Your instructions> Please print each record exactly, omitting none of them.

Entries from a dataset of interfaces:
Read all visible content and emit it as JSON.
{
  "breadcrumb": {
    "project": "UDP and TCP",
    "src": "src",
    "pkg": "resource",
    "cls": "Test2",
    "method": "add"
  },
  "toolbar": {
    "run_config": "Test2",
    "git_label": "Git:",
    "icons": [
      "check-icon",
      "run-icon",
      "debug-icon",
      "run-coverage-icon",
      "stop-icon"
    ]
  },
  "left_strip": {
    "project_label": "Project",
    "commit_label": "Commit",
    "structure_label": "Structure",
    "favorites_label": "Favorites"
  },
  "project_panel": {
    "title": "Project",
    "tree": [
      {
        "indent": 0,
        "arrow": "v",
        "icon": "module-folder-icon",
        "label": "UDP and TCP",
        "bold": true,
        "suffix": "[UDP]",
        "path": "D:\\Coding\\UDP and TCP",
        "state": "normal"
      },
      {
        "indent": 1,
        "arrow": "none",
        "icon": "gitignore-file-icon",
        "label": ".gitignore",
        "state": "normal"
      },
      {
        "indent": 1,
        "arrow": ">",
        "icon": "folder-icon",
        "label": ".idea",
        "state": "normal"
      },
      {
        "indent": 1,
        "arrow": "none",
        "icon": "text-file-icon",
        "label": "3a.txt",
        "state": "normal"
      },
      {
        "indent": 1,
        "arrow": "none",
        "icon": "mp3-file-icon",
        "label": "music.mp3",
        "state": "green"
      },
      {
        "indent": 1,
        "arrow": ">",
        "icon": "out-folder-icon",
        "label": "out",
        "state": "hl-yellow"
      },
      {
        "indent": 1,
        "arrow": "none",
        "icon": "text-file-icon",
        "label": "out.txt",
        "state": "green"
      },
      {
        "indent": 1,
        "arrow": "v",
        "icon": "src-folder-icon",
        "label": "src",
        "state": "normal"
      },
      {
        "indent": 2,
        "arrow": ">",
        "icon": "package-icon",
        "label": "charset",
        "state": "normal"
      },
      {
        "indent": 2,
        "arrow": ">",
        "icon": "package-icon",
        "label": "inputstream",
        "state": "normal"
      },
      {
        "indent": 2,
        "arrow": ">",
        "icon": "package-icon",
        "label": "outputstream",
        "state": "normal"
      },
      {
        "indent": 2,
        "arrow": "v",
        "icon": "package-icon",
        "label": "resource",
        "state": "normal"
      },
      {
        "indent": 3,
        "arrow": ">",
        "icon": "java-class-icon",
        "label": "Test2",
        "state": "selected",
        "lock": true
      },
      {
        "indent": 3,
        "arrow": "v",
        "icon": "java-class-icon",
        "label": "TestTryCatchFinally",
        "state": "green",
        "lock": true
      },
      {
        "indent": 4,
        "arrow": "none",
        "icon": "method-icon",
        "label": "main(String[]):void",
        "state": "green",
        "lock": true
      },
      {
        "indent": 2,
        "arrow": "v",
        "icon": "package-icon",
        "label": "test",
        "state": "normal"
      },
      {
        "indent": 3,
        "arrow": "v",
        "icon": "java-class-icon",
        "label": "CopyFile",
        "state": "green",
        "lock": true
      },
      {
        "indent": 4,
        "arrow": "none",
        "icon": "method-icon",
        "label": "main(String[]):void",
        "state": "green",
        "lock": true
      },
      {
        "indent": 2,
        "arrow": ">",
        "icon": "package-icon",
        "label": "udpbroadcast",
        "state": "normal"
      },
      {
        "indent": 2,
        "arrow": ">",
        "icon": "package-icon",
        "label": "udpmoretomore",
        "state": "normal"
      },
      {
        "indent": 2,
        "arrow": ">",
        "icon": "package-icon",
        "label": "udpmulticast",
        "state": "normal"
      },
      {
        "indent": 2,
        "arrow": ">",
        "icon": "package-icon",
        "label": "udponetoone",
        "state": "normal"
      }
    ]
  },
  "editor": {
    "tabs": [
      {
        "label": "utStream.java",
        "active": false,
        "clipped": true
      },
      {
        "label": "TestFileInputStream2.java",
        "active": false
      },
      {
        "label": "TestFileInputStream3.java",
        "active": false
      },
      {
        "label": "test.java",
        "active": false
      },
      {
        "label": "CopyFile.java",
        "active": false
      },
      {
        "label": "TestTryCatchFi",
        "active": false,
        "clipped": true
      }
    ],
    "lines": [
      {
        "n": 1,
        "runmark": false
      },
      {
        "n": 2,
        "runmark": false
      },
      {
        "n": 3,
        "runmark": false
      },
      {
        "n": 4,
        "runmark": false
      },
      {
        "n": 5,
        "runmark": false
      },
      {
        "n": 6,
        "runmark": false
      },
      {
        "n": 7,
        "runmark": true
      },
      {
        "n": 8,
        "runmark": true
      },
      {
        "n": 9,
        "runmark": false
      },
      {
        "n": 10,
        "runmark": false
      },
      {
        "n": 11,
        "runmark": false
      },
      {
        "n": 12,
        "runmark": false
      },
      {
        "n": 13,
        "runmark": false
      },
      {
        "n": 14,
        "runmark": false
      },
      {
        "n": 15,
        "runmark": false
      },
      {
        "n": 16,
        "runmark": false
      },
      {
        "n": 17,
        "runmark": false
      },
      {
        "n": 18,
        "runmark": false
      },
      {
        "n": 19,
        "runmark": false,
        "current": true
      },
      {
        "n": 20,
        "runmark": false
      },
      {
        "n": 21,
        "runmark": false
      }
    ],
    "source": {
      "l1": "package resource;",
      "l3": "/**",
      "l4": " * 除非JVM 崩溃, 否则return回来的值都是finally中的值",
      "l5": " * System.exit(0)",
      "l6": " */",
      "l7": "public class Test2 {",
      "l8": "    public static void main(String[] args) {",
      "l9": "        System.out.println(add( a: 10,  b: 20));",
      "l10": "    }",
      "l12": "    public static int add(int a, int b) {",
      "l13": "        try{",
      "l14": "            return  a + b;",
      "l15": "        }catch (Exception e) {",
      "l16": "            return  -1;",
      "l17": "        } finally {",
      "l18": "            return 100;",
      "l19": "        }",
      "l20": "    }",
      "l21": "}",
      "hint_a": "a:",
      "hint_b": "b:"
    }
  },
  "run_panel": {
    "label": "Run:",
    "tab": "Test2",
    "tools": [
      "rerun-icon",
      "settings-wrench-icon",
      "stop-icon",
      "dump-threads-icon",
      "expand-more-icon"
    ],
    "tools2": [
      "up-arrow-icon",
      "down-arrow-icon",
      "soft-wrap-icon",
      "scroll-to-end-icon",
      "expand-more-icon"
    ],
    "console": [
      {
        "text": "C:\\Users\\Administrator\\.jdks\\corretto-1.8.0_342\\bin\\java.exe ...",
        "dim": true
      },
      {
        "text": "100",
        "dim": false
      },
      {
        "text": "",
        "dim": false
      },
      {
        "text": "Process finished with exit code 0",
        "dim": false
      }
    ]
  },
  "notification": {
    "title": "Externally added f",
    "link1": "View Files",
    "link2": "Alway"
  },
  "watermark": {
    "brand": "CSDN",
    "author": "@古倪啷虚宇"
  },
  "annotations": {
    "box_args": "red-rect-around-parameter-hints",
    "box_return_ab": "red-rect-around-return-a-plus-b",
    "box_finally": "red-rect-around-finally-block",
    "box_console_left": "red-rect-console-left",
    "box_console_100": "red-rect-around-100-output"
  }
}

Exercise solution>
Read all visible content and emit it as JSON.
{
  "breadcrumb": {
    "project": "UDP and TCP",
    "src": "src",
    "pkg": "resource",
    "cls": "Test2",
    "method": "add"
  },
  "toolbar": {
    "run_config": "Test2",
    "git_label": "Git:",
    "icons": [
      "check-icon",
      "run-icon",
      "debug-icon",
      "run-coverage-icon",
      "stop-icon"
    ]
  },
  "left_strip": {
    "project_label": "Project",
    "commit_label": "Commit",
    "structure_label": "Structure",
    "favorites_label": "Favorites"
  },
  "project_panel": {
    "title": "Project",
    "tree": [
      {
        "indent": 0,
        "arrow": "v",
        "icon": "module-folder-icon",
        "label": "UDP and TCP",
        "bold": true,
        "suffix": "[UDP]",
        "path": "D:\\Coding\\UDP and TCP",
        "state": "normal"
      },
      {
        "indent": 1,
        "arrow": "none",
        "icon": "gitignore-file-icon",
        "label": ".gitignore",
        "state": "normal"
      },
      {
        "indent": 1,
        "arrow": ">",
        "icon": "folder-icon",
        "label": ".idea",
        "state": "normal"
      },
      {
        "indent": 1,
        "arrow": "none",
        "icon": "text-file-icon",
        "label": "3a.txt",
        "state": "normal"
      },
      {
        "indent": 1,
        "arrow": "none",
        "icon": "mp3-file-icon",
        "label": "music.mp3",
        "state": "green"
      },
      {
        "indent": 1,
        "arrow": ">",
        "icon": "out-folder-icon",
        "label": "out",
        "state": "hl-yellow"
      },
      {
        "indent": 1,
        "arrow": "none",
        "icon": "text-file-icon",
        "label": "out.txt",
        "state": "green"
      },
      {
        "indent": 1,
        "arrow": "v",
        "icon": "src-folder-icon",
        "label": "src",
        "state": "normal"
      },
      {
        "indent": 2,
        "arrow": ">",
        "icon": "package-icon",
        "label": "charset",
        "state": "normal"
      },
      {
        "indent": 2,
        "arrow": ">",
        "icon": "package-icon",
        "label": "inputstream",
        "state": "normal"
      },
      {
        "indent": 2,
        "arrow": ">",
        "icon": "package-icon",
        "label": "outputstream",
        "state": "normal"
      },
      {
        "indent": 2,
        "arrow": "v",
        "icon": "package-icon",
        "label": "resource",
        "state": "normal"
      },
      {
        "indent": 3,
        "arrow": ">",
        "icon": "java-class-icon",
        "label": "Test2",
        "state": "selected",
        "lock": true
      },
      {
        "indent": 3,
        "arrow": "v",
        "icon": "java-class-icon",
        "label": "TestTryCatchFinally",
        "state": "green",
        "lock": true
      },
      {
        "indent": 4,
        "arrow": "none",
        "icon": "method-icon",
        "label": "main(String[]):void",
        "state": "green",
        "lock": true
      },
      {
        "indent": 2,
        "arrow": "v",
        "icon": "package-icon",
        "label": "test",
        "state": "normal"
      },
      {
        "indent": 3,
        "arrow": "v",
        "icon": "java-class-icon",
        "label": "CopyFile",
        "state": "green",
        "lock": true
      },
      {
        "indent": 4,
        "arrow": "none",
        "icon": "method-icon",
        "label": "main(String[]):void",
        "state": "green",
        "lock": true
      },
      {
        "indent": 2,
        "arrow": ">",
        "icon": "package-icon",
        "label": "udpbroadcast",
        "state": "normal"
      },
      {
        "indent": 2,
        "arrow": ">",
        "icon": "package-icon",
        "label": "udpmoretomore",
        "state": "normal"
      },
      {
        "indent": 2,
        "arrow": ">",
        "icon": "package-icon",
        "label": "udpmulticast",
        "state": "normal"
      },
      {
        "indent": 2,
        "arrow": ">",
        "icon": "package-icon",
        "label": "udponetoone",
        "state": "normal"
      }
    ]
  },
  "editor": {
    "tabs": [
      {
        "label": "utStream.java",
        "active": false,
        "clipped": true
      },
      {
        "label": "TestFileInputStream2.java",
        "active": false
      },
      {
        "label": "TestFileInputStream3.java",
        "active": false
      },
      {
        "label": "test.java",
        "active": false
      },
      {
        "label": "CopyFile.java",
        "active": false
      },
      {
        "label": "TestTryCatchFi",
        "active": false,
        "clipped": true
      }
    ],
    "lines": [
      {
        "n": 1,
        "runmark": false
      },
      {
        "n": 2,
        "runmark": false
      },
      {
        "n": 3,
        "runmark": false
      },
      {
        "n": 4,
        "runmark": false
      },
      {
        "n": 5,
        "runmark": false
      },
      {
        "n": 6,
        "runmark": false
      },
      {
        "n": 7,
        "runmark": true
      },
      {
        "n": 8,
        "runmark": true
      },
      {
        "n": 9,
        "runmark": false
      },
      {
        "n": 10,
        "runmark": false
      },
      {
        "n": 11,
        "runmark": false
      },
      {
        "n": 12,
        "runmark": false
      },
      {
        "n": 13,
        "runmark": false
      },
      {
        "n": 14,
        "runmark": false
      },
      {
        "n": 15,
        "runmark": false
      },
      {
        "n": 16,
        "runmark": false
      },
      {
        "n": 17,
        "runmark": false
      },
      {
        "n": 18,
        "runmark": false
      },
      {
        "n": 19,
        "runmark": false,
        "current": true
      },
      {
        "n": 20,
        "runmark": false
      },
      {
        "n": 21,
        "runmark": false
      }
    ],
    "source": {
      "l1": "package resource;",
      "l3": "/**",
      "l4": " * 除非JVM 崩溃, 否则return回来的值都是finally中的值",
      "l5": " * System.exit(0)",
      "l6": " */",
      "l7": "public class Test2 {",
      "l8": "    public static void main(String[] args) {",
      "l9": "        System.out.println(add( a: 10,  b: 20));",
      "l10": "    }",
      "l12": "    public static int add(int a, int b) {",
      "l13": "        try{",
      "l14": "            return  a + b;",
      "l15": "        }catch (Exception e) {",
      "l16": "            return  -1;",
      "l17": "        } finally {",
      "l18": "            return 100;",
      "l19": "        }",
      "l20": "    }",
      "l21": "}",
      "hint_a": "a:",
      "hint_b": "b:"
    }
  },
  "run_panel": {
    "label": "Run:",
    "tab": "Test2",
    "tools": [
      "rerun-icon",
      "settings-wrench-icon",
      "stop-icon",
      "dump-threads-icon",
      "expand-more-icon"
    ],
    "tools2": [
      "up-arrow-icon",
      "down-arrow-icon",
      "soft-wrap-icon",
      "scroll-to-end-icon",
      "expand-more-icon"
    ],
    "console": [
      {
        "text": "C:\\Users\\Administrator\\.jdks\\corretto-1.8.0_342\\bin\\java.exe ...",
        "dim": true
      },
      {
        "text": "100",
        "dim": false
      },
      {
        "text": "",
        "dim": false
      },
      {
        "text": "Process finished with exit code 0",
        "dim": false
      }
    ]
  },
  "notification": {
    "title": "Externally added f",
    "link1": "View Files",
    "link2": "Alway"
  },
  "watermark": {
    "brand": "CSDN",
    "author": "@古倪啷虚宇"
  },
  "annotations": {
    "box_args": "red-rect-around-parameter-hints",
    "box_return_ab": "red-rect-around-return-a-plus-b",
    "box_finally": "red-rect-around-finally-block",
    "box_console_left": "red-rect-console-left",
    "box_console_100": "red-rect-around-100-output"
  }
}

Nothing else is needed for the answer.